Data records

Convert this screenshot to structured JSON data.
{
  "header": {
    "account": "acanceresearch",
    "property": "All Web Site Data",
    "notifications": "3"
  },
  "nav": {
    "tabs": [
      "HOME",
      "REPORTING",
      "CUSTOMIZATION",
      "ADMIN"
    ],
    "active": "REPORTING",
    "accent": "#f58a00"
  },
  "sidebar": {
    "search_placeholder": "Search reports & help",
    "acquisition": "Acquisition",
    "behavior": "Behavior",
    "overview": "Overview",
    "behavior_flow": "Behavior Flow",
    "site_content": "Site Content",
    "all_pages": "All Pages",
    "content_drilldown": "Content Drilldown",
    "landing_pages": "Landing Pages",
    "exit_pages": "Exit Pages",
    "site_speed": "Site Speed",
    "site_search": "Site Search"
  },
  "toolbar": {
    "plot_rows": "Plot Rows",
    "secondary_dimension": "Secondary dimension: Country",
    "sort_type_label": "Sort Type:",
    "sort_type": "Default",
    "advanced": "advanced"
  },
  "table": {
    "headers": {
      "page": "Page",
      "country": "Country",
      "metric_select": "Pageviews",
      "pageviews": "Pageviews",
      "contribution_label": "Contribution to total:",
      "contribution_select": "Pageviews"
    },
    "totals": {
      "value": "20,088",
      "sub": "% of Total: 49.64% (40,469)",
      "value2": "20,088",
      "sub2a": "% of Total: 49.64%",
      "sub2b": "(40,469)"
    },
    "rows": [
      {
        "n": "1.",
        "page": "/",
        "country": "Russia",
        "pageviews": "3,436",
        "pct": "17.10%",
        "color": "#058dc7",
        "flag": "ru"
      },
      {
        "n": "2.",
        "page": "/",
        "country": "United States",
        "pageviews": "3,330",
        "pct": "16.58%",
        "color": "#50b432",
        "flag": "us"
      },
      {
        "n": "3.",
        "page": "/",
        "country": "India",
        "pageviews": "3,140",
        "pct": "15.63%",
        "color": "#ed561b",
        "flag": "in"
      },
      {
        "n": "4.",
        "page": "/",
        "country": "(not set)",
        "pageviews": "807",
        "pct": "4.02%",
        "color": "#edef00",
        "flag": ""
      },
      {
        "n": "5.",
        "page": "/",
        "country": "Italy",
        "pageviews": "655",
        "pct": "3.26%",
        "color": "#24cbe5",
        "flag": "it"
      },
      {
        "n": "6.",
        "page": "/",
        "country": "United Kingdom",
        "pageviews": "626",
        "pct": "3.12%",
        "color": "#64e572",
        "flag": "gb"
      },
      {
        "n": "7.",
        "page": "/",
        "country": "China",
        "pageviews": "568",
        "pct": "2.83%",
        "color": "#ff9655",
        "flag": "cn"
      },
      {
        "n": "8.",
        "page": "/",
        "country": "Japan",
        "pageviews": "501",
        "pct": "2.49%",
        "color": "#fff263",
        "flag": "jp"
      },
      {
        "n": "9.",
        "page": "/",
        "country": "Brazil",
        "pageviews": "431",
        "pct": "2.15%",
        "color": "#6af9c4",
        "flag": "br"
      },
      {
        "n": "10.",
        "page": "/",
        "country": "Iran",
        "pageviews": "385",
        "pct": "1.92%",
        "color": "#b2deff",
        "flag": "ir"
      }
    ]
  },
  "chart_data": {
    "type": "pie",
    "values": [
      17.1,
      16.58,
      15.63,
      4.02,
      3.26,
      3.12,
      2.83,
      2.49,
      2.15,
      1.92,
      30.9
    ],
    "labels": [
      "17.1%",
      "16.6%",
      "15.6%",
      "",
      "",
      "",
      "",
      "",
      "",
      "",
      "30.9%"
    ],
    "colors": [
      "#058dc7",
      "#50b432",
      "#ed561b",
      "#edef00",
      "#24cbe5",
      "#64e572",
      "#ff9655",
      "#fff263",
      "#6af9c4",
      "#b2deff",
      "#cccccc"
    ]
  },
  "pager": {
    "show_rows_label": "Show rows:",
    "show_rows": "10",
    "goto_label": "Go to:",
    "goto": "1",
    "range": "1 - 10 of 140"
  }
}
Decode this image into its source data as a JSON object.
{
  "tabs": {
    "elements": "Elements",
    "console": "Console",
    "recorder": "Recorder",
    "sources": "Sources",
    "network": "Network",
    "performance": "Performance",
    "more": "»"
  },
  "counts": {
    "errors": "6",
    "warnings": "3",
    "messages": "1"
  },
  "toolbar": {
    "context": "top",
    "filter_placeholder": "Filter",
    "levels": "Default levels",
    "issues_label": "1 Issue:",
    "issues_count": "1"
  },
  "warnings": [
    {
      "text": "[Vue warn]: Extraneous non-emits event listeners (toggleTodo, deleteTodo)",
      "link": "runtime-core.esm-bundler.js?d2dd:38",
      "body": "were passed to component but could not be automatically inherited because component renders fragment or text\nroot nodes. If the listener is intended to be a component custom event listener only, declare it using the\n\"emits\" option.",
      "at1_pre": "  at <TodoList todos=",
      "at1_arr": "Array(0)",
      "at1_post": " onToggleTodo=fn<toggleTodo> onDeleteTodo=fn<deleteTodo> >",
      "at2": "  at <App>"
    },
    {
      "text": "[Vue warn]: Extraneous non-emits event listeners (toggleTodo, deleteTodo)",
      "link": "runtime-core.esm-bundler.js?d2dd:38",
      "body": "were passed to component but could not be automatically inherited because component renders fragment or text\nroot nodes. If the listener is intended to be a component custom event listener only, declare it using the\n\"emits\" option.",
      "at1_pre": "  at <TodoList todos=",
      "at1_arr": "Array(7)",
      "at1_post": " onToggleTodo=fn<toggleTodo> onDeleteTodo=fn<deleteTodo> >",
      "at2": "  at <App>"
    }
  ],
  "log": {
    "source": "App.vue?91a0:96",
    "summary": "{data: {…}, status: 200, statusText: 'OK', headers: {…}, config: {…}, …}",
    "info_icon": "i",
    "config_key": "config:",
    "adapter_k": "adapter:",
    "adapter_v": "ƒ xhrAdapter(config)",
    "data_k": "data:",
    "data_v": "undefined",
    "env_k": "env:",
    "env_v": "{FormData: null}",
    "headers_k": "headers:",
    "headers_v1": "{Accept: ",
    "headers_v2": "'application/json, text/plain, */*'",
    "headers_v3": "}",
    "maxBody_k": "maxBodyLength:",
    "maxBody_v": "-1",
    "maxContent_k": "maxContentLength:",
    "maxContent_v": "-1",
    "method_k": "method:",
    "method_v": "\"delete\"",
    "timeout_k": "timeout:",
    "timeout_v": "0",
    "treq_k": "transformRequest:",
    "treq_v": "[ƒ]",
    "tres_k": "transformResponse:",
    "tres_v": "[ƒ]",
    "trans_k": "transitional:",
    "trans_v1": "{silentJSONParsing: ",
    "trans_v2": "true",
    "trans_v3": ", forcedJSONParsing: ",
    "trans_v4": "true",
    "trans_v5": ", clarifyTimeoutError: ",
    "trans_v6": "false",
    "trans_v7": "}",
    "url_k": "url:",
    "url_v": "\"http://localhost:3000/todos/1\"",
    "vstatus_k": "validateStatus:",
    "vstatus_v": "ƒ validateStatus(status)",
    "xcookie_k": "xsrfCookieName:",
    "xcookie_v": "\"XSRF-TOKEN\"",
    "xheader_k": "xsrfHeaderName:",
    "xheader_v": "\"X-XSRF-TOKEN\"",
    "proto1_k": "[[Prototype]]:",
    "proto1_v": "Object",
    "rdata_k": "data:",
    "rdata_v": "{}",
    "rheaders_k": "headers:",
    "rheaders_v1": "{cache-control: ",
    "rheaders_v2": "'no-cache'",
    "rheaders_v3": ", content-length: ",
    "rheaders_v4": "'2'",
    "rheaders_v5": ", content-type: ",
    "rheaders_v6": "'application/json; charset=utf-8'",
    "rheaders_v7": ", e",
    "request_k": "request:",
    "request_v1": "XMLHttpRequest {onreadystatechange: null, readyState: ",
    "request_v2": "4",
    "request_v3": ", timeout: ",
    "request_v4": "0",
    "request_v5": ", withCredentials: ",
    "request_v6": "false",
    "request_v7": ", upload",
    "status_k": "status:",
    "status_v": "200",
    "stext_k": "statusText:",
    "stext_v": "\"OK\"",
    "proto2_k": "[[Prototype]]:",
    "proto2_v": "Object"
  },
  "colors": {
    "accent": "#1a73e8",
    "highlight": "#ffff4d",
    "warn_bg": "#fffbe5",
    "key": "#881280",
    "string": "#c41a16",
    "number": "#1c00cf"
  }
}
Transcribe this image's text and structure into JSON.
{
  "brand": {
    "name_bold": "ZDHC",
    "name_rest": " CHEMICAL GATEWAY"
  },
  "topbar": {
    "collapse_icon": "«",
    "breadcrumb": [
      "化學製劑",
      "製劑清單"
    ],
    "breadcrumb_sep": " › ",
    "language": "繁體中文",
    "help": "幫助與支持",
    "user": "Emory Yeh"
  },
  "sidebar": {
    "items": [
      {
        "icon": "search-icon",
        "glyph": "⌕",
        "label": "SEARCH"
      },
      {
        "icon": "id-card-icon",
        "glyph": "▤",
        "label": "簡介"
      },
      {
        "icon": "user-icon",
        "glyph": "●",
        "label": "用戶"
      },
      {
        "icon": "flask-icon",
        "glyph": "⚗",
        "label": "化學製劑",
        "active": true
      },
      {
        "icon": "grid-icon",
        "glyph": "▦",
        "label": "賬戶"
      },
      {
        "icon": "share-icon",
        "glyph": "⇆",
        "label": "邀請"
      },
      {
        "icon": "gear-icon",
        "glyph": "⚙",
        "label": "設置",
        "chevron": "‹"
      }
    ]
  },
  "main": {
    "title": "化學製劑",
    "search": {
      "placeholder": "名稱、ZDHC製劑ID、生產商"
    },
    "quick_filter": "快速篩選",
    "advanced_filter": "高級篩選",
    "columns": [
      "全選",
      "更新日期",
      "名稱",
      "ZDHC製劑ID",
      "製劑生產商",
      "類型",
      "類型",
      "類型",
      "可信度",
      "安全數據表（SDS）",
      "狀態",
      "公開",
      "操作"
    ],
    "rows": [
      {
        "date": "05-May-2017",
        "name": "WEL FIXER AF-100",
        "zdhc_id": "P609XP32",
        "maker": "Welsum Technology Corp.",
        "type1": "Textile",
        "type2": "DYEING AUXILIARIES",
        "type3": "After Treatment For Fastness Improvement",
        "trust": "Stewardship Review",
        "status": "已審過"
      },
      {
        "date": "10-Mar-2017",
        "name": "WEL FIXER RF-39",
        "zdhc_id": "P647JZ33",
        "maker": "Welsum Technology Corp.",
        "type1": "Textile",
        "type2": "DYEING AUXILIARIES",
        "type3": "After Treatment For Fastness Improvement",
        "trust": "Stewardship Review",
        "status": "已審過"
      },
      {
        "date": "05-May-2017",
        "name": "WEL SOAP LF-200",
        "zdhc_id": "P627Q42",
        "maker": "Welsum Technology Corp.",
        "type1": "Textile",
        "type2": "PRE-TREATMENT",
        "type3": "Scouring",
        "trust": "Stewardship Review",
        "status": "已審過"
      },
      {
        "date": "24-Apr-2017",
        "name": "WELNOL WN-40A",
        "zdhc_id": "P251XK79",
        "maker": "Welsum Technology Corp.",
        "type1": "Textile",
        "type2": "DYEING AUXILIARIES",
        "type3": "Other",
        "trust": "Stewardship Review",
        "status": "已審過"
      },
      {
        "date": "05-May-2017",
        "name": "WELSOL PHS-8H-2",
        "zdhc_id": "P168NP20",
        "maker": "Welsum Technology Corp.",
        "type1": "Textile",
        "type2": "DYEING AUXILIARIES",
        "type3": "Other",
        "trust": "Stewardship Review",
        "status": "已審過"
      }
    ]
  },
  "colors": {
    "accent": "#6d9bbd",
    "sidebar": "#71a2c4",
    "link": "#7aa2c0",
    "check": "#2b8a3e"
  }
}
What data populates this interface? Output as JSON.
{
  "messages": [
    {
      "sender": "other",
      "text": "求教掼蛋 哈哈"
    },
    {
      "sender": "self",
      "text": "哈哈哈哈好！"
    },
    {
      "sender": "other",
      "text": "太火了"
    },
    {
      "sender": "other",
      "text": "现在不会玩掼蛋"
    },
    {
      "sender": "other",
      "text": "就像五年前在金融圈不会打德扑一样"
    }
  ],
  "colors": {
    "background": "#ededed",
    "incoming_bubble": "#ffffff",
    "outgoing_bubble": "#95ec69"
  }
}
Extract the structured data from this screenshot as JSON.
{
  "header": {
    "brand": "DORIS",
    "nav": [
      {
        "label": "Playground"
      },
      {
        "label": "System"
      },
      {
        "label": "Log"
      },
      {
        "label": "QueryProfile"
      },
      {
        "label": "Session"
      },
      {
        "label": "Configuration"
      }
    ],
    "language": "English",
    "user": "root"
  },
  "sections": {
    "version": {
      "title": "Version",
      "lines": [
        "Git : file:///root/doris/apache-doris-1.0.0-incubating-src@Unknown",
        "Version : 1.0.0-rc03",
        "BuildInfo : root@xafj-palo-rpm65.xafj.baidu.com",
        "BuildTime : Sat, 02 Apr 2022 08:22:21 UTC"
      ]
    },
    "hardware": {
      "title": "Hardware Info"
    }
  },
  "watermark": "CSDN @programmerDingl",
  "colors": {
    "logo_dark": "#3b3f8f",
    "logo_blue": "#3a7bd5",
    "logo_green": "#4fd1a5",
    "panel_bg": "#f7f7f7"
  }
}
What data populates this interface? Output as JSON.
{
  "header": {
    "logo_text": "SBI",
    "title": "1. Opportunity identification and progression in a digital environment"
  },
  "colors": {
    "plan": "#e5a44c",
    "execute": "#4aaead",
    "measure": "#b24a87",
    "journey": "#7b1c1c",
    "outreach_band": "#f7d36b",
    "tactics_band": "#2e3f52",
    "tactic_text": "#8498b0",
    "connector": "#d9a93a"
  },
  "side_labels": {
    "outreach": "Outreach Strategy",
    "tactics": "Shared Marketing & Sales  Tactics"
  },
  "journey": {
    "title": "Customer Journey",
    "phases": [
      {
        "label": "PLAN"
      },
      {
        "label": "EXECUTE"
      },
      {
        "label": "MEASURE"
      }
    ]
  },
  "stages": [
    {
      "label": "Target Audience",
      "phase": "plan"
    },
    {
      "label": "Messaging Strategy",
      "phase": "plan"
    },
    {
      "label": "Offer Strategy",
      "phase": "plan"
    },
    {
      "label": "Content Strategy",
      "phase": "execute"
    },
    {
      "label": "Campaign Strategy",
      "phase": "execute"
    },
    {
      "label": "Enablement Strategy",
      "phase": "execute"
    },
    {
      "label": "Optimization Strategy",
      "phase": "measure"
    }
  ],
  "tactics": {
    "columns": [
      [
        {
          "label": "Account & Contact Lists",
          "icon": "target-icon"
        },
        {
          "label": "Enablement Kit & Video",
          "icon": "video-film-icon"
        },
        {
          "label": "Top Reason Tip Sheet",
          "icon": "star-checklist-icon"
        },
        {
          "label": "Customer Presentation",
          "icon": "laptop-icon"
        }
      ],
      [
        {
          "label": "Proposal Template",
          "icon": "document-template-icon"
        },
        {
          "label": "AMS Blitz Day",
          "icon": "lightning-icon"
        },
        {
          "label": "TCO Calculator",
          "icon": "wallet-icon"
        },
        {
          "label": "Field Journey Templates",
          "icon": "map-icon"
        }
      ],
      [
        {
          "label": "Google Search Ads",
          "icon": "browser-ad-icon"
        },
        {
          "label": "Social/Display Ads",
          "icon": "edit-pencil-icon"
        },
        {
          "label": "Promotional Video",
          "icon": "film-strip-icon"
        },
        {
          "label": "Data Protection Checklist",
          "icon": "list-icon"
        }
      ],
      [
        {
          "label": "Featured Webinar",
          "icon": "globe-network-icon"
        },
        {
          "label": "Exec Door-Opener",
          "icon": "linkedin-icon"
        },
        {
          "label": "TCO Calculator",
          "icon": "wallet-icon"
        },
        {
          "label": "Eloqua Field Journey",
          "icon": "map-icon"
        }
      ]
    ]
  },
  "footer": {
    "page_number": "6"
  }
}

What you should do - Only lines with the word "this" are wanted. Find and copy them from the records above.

Answer space -
Convert this screenshot to structured JSON data.
Decode this image into its source data as a JSON object.
Transcribe this image's text and structure into JSON.
What data populates this interface? Output as JSON.
Extract the structured data from this screenshot as JSON.
What data populates this interface? Output as JSON.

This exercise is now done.